web stats

Nearly half of world’s largest companies factoring carbon costs into business plans

CDP report on carbon costs

Image courtesy CDP

Corporate accounting for the cost of carbon is rising, with the number of companies using or planning to use an internal carbon price1 increasing 80% over just five years2 , according to new research from CDP (Carbon Disclosure Project), a nonprofit that runs a global environmental disclosure system.

Of nearly 6,000 companies surveyed on carbon pricing in 2020, more than 2,000 — representing over US$27 trillion in market capitalization — disclosed that they currently use an internal carbon price or plan to implement one within the next two years.

The latest CDP research reveals that nearly half of the world’s 500 biggest companies3 are now factoring this type of carbon accounting4 into their business plans. This includes Microsoft, Ørsted and Mitsubishi Corporation, all of which disclosed that they have already adopted an internal carbon price.

CDP’s analysis found that the median internal carbon price disclosed by companies in 2020 was $25 per metric ton of CO2e5, with companies in Asia and Europe implementing the highest average price of $28. However, with more countries bringing in carbon pricing regulation, and carbon prices soaring to all-time highs in the EU emissions trading scheme this year (rising to over €40 / US$44.80 in March), it is clear that corporations need to up the carbon prices they are currently accounting for internally, says CDP.

That said, the data does indicate that the majority of companies use evolutionary prices that adjust over time, suggesting that corporates worldwide may be preparing for greater risks from their carbon emissions in the years to come.

A full 11 out of the 13 sectors covered — including fossil fuels, manufacturing and financial services — saw an increase in the share of companies using or planning for an internal carbon price between 2019 and 2020. This is a notable shift from 2018 to 2019 where only 4 of the 13 industries saw an increase. Internal carbon pricing is most common in the power industry, with 56% of companies currently using internal carbon pricing and 15% planning to implement this within the next two years.

The research covered 5,952 corporates from 84 countries. All regions — bar Africa — saw an increase in the number of companies already using or planning to use an internal carbon price since 2018, with the largest absolute increase in Asia. In the region, China — which launched the world’s largest emissions trading scheme this year — saw a significant yearly increase, with 27% more companies saying they currently use or plan to use an internal carbon price from 2019 to 2020.

The data demonstrates a correlation between companies setting an internal carbon price and taking other actions to reduce emissions, with a higher percentage of the companies currently implementing an internal carbon price also setting comprehensive emissions reduction targets or using more renewable energy.

In terms of why companies use internal carbon pricing, 60% of all respondents flagged driving low-carbon investment as a key reason (a 15% increase from 2019), while improving energy efficiency and changing internal behavior were also highlighted as objectives.
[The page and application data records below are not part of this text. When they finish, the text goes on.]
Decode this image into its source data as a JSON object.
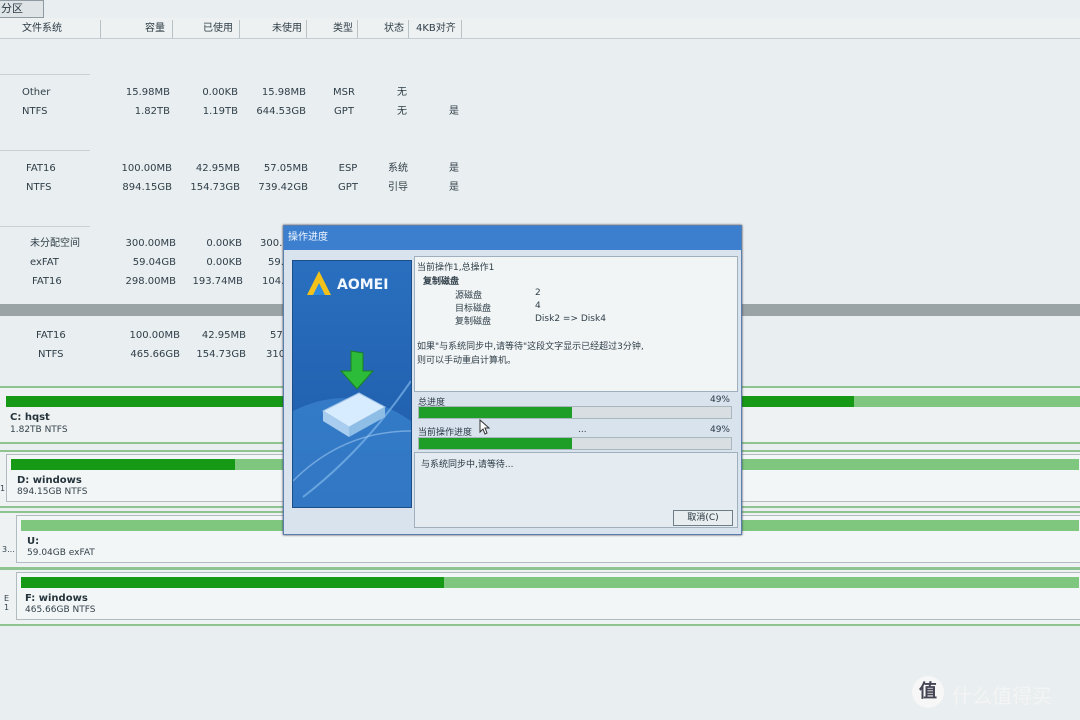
{
  "toolbar": {
    "partition_label": "分区"
  },
  "table": {
    "headers": [
      "文件系统",
      "容量",
      "已使用",
      "未使用",
      "类型",
      "状态",
      "4KB对齐"
    ],
    "rows": [
      [
        "Other",
        "15.98MB",
        "0.00KB",
        "15.98MB",
        "MSR",
        "无",
        ""
      ],
      [
        "NTFS",
        "1.82TB",
        "1.19TB",
        "644.53GB",
        "GPT",
        "无",
        "是"
      ],
      [
        "FAT16",
        "100.00MB",
        "42.95MB",
        "57.05MB",
        "ESP",
        "系统",
        "是"
      ],
      [
        "NTFS",
        "894.15GB",
        "154.73GB",
        "739.42GB",
        "GPT",
        "引导",
        "是"
      ],
      [
        "未分配空间",
        "300.00MB",
        "0.00KB",
        "300.",
        "",
        "",
        ""
      ],
      [
        "exFAT",
        "59.04GB",
        "0.00KB",
        "59.",
        "",
        "",
        ""
      ],
      [
        "FAT16",
        "298.00MB",
        "193.74MB",
        "104.",
        "",
        "",
        ""
      ],
      [
        "FAT16",
        "100.00MB",
        "42.95MB",
        "57.",
        "",
        "",
        ""
      ],
      [
        "NTFS",
        "465.66GB",
        "154.73GB",
        "310.",
        "",
        "",
        ""
      ]
    ]
  },
  "disks": [
    {
      "name": "C: hqst",
      "detail": "1.82TB NTFS",
      "left_label": "",
      "used_fraction": 0.79
    },
    {
      "name": "D: windows",
      "detail": "894.15GB NTFS",
      "left_label": "1",
      "used_fraction": 0.21
    },
    {
      "name": "U:",
      "detail": "59.04GB exFAT",
      "left_label": "3...",
      "used_fraction": 0.0
    },
    {
      "name": "F: windows",
      "detail": "465.66GB NTFS",
      "left_label": "E 1",
      "used_fraction": 0.4
    }
  ],
  "dialog": {
    "title": "操作进度",
    "brand": "AOMEI",
    "info": {
      "line1": "当前操作1,总操作1",
      "op": "复制磁盘",
      "src_label": "源磁盘",
      "src_val": "2",
      "dst_label": "目标磁盘",
      "dst_val": "4",
      "copy_label": "复制磁盘",
      "copy_val": "Disk2 => Disk4",
      "msg1": "如果\"与系统同步中,请等待\"这段文字显示已经超过3分钟,",
      "msg2": "则可以手动重启计算机。"
    },
    "total_label": "总进度",
    "total_pct": "49%",
    "total_value": 0.49,
    "current_label": "当前操作进度",
    "current_pct": "49%",
    "current_value": 0.49,
    "current_extra": "...",
    "status": "与系统同步中,请等待...",
    "cancel_label": "取消(C)"
  },
  "watermark": {
    "text": "什么值得买",
    "icon": "值"
  },
  "colors": {
    "accent": "#3d7fcf",
    "progress": "#1e9e26",
    "disk_used": "#169a16",
    "disk_free": "#7fc77f"
  }
}
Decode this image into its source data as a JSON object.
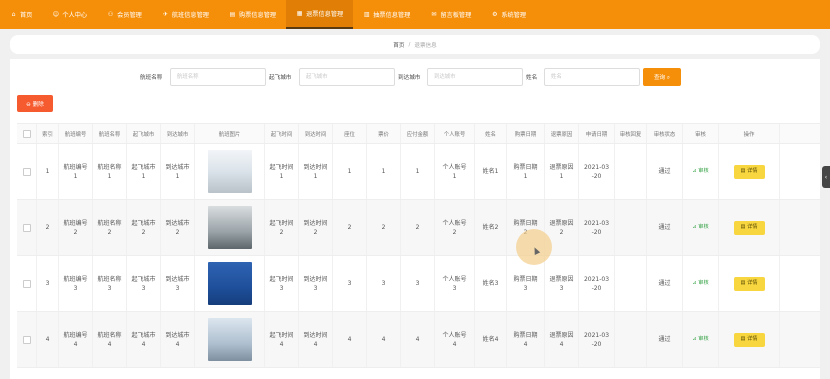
{
  "nav": [
    {
      "label": "首页",
      "icon": "home-icon",
      "glyph": "⌂"
    },
    {
      "label": "个人中心",
      "icon": "user-icon",
      "glyph": "☺"
    },
    {
      "label": "会员管理",
      "icon": "users-icon",
      "glyph": "⚇"
    },
    {
      "label": "航班信息管理",
      "icon": "plane-icon",
      "glyph": "✈"
    },
    {
      "label": "购票信息管理",
      "icon": "ticket-icon",
      "glyph": "▤"
    },
    {
      "label": "退票信息管理",
      "icon": "refund-icon",
      "glyph": "▦"
    },
    {
      "label": "抽票信息管理",
      "icon": "list-icon",
      "glyph": "▥"
    },
    {
      "label": "留言板管理",
      "icon": "message-icon",
      "glyph": "✉"
    },
    {
      "label": "系统管理",
      "icon": "settings-icon",
      "glyph": "⚙"
    }
  ],
  "active_nav": 5,
  "breadcrumb": {
    "home": "首页",
    "sep": "/",
    "current": "退票信息"
  },
  "search": {
    "flight_name_label": "航班名称",
    "flight_name_placeholder": "航班名称",
    "depart_label": "起飞城市",
    "depart_placeholder": "起飞城市",
    "arrive_label": "到达城市",
    "arrive_placeholder": "到达城市",
    "name_label": "姓名",
    "name_placeholder": "姓名",
    "button": "查询 ⌕"
  },
  "delete_button": "⊖ 删除",
  "columns": [
    "",
    "索引",
    "航班编号",
    "航班名称",
    "起飞城市",
    "到达城市",
    "航班图片",
    "起飞时间",
    "到达时间",
    "座位",
    "票价",
    "应付金额",
    "个人账号",
    "姓名",
    "购票日期",
    "退票原因",
    "申请日期",
    "审核回复",
    "审核状态",
    "审核",
    "操作"
  ],
  "rows": [
    {
      "index": "1",
      "no": "航班编号\n1",
      "name": "航班名称\n1",
      "from": "起飞城市\n1",
      "to": "到达城市\n1",
      "dep": "起飞时间\n1",
      "arr": "到达时间\n1",
      "seat": "1",
      "price": "1",
      "pay": "1",
      "account": "个人账号\n1",
      "user": "姓名1",
      "buy": "购票日期\n1",
      "reason": "退票原因\n1",
      "apply": "2021-03\n-20",
      "reply": "",
      "status": "通过",
      "audit": "⊿ 审核",
      "detail": "▤ 详情",
      "img": "p1"
    },
    {
      "index": "2",
      "no": "航班编号\n2",
      "name": "航班名称\n2",
      "from": "起飞城市\n2",
      "to": "到达城市\n2",
      "dep": "起飞时间\n2",
      "arr": "到达时间\n2",
      "seat": "2",
      "price": "2",
      "pay": "2",
      "account": "个人账号\n2",
      "user": "姓名2",
      "buy": "购票日期\n2",
      "reason": "退票原因\n2",
      "apply": "2021-03\n-20",
      "reply": "",
      "status": "通过",
      "audit": "⊿ 审核",
      "detail": "▤ 详情",
      "img": "p2"
    },
    {
      "index": "3",
      "no": "航班编号\n3",
      "name": "航班名称\n3",
      "from": "起飞城市\n3",
      "to": "到达城市\n3",
      "dep": "起飞时间\n3",
      "arr": "到达时间\n3",
      "seat": "3",
      "price": "3",
      "pay": "3",
      "account": "个人账号\n3",
      "user": "姓名3",
      "buy": "购票日期\n3",
      "reason": "退票原因\n3",
      "apply": "2021-03\n-20",
      "reply": "",
      "status": "通过",
      "audit": "⊿ 审核",
      "detail": "▤ 详情",
      "img": "p3"
    },
    {
      "index": "4",
      "no": "航班编号\n4",
      "name": "航班名称\n4",
      "from": "起飞城市\n4",
      "to": "到达城市\n4",
      "dep": "起飞时间\n4",
      "arr": "到达时间\n4",
      "seat": "4",
      "price": "4",
      "pay": "4",
      "account": "个人账号\n4",
      "user": "姓名4",
      "buy": "购票日期\n4",
      "reason": "退票原因\n4",
      "apply": "2021-03\n-20",
      "reply": "",
      "status": "通过",
      "audit": "⊿ 审核",
      "detail": "▤ 详情",
      "img": "p4"
    }
  ],
  "side_tab": "‹",
  "colors": {
    "nav": "#f58f0a",
    "delete": "#f55b2e",
    "detail": "#f7d640",
    "audit": "#3aa44a"
  }
}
Companies also disclosed that they use internal carbon prices to address current or future regulation that could increase the cost of emissions and have a financial impact on their business.

This is in the context of an increase in regulation globally — 64 carbon pricing initiatives are currently in place or scheduled by governments and regulators, up from 61 in 2019.

However, despite 1,830 companies saying that they currently face or expect regulation on the price of carbon, 60% of these (over 1,100) did not identify it as a substantive risk to their business. This is concerning as it shows a potential gap in climate risk data being provided to investors, according to CDP.

Nicolette Bartlett, global director of climate change at CDP, commented, Our latest data shows a clear correlation between companies putting a price on carbon and those taking other strategic decisions to combat climate change. With the urgency of the climate crisis requiring a systemic shift in corporate behaviour, it is encouraging to see such an increase in the number of global companies taking positive steps forward, and pricing carbon risks into their businesses.

“However, with more carbon pricing systems emerging every year, prices rocketing and an increase in regulation which places an effective price on carbon emissions, companies need to start anticipating these inevitable policy shifts, taking action in their value chains, and disclosing these risks to their shareholders.

“Governments, too, should take note of this trend and be confident in upping their ambition on carbon regulation as a key lever to incentivize corporate and societal progress in reducing global emissions.”

CDP is said to be the largest repository of corporate information on internal carbon pricing, with data collected every year since 2014.

Policymakers, regulators and international institutions engage with CDP to understand corporate exposure to carbon pricing regulation, alongside the uptake of internal carbon pricing as a tool to support the transition to a low-carbon economy.

Putting a Price on Carbon: The state of internal carbon pricing by corporates globally is available for free download online.

Historic data on internal carbon pricing can be access on CDP’s tool, Carbon Pricing Connect.

1An internal price places a monetary value on greenhouse gas emissions, which businesses can then factor into investment decisions and business operations
2 Since 2015
3 226 of the top 500 companies by market cap in the FTSE Global All Cap Index
4Currently using an internal carbon price or planning to do so over the next two years
5 Carbon dioxide equivalent